Experiences and Attitudes About Faith Healing Among Family Physicians

J Fam Pract. 1992 Aug;35(2):158-62.

Abstract

Background: Recent media attention has focused on patients who use faith healers to care for their medical problems. Many people who use faith healers also consult physicians. This study was done to learn more about how often physicians see patients who are involved in faith healing, and to learn more about physicians' attitudes about, and experiences with, faith healing.

Methods: A 1-page questionnaire was mailed to 1025 family physicians in seven states; 594 participated, for a response rate of 59%.

Results: Approximately one half (52%) of the physicians were aware of at least one patient in their practice who had had a faith-healing experience. Most physicians came in contact with such patients no more frequently than once a year. Fifty-five percent agreed and 20% disagreed that reliance on faith healers often leads to serious medical problems. However, 44% thought that physicians and faith healers can work together to cure some patients, and 23% believed that faith healers divinely heal some people whom physicians cannot help.

Conclusions: These results suggest that family physicians are infrequently aware of faith-healing beliefs and experiences among their patients. Family physicians were divided in their views about faith healing, with a majority expressing skepticism about faith healing and a sizeable minority favorable toward it.

MeSH terms

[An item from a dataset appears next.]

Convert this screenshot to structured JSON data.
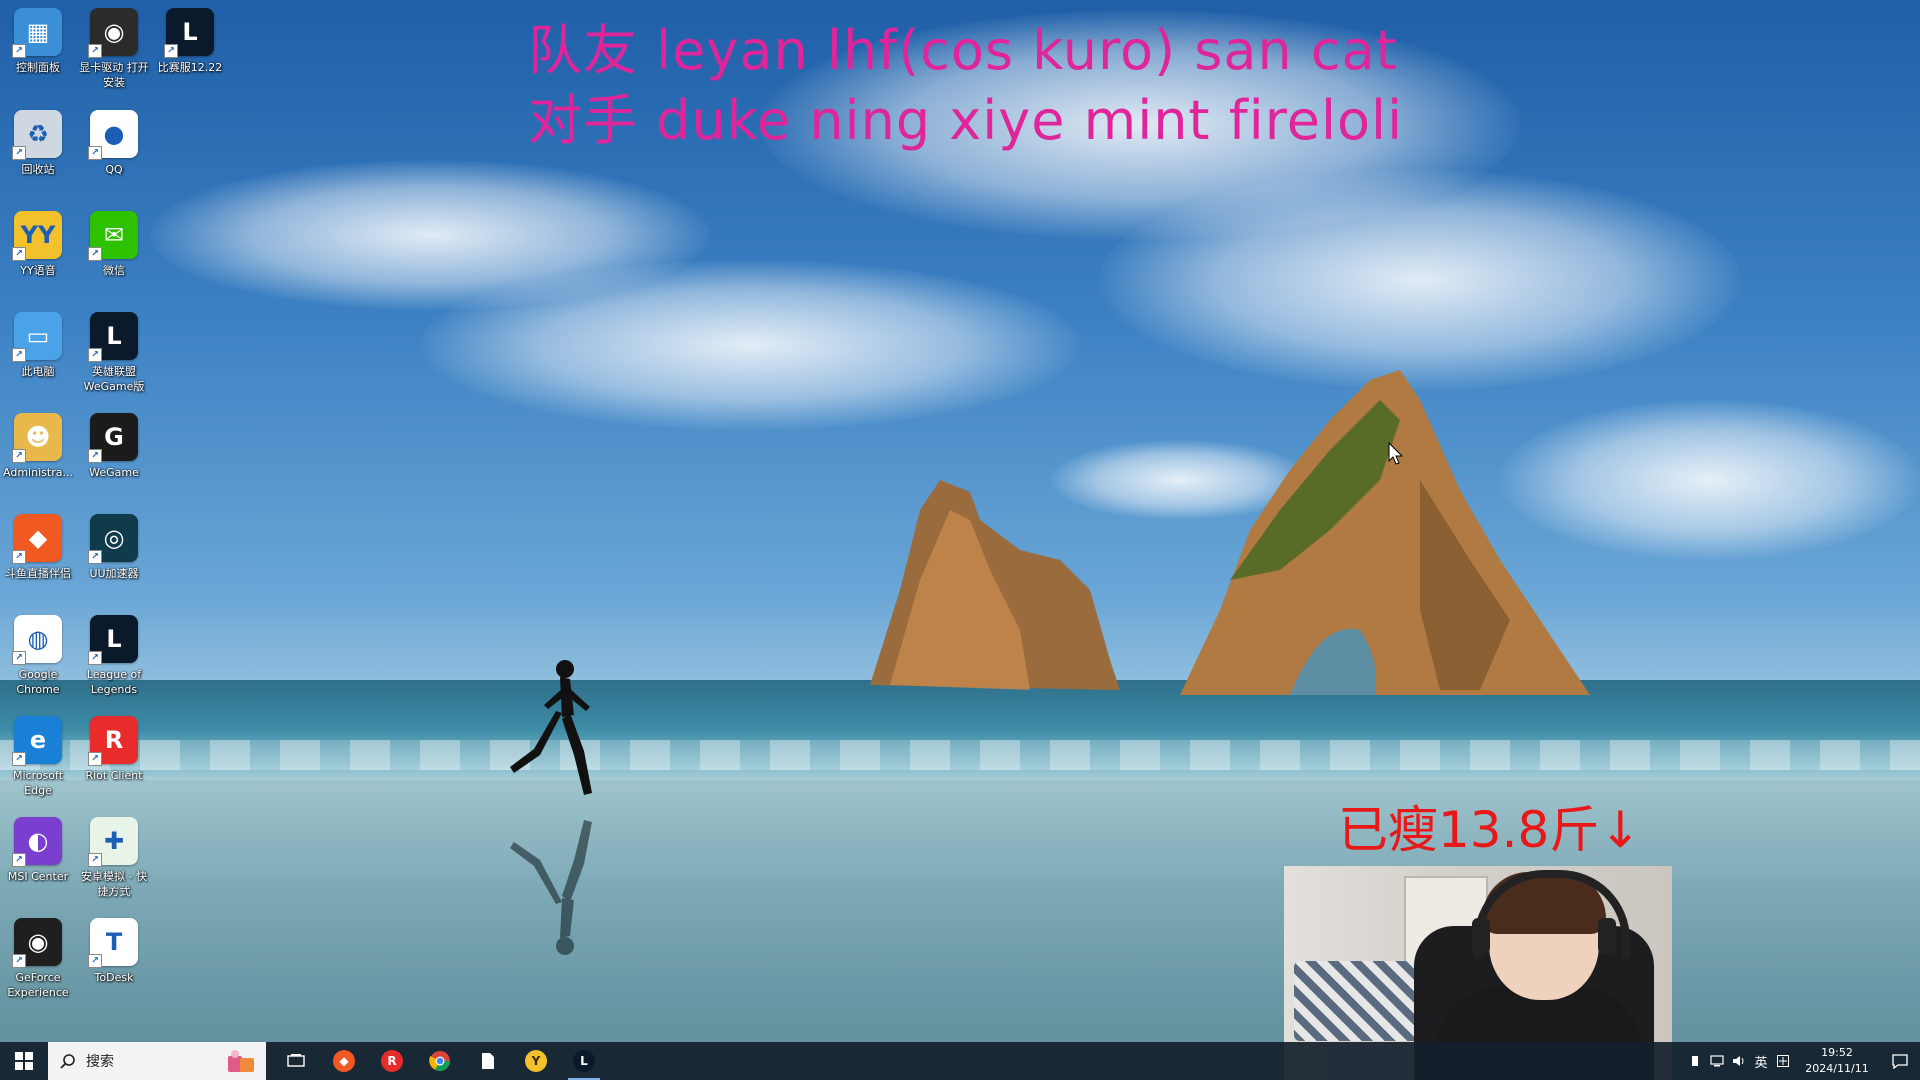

  • Adult
  • Attitude of Health Personnel*
  • Female
  • Humans
  • Male
  • Mental Healing*
  • Physicians, Family / psychology*
  • Religion and Medicine*
  • Surveys and Questionnaires
  • United States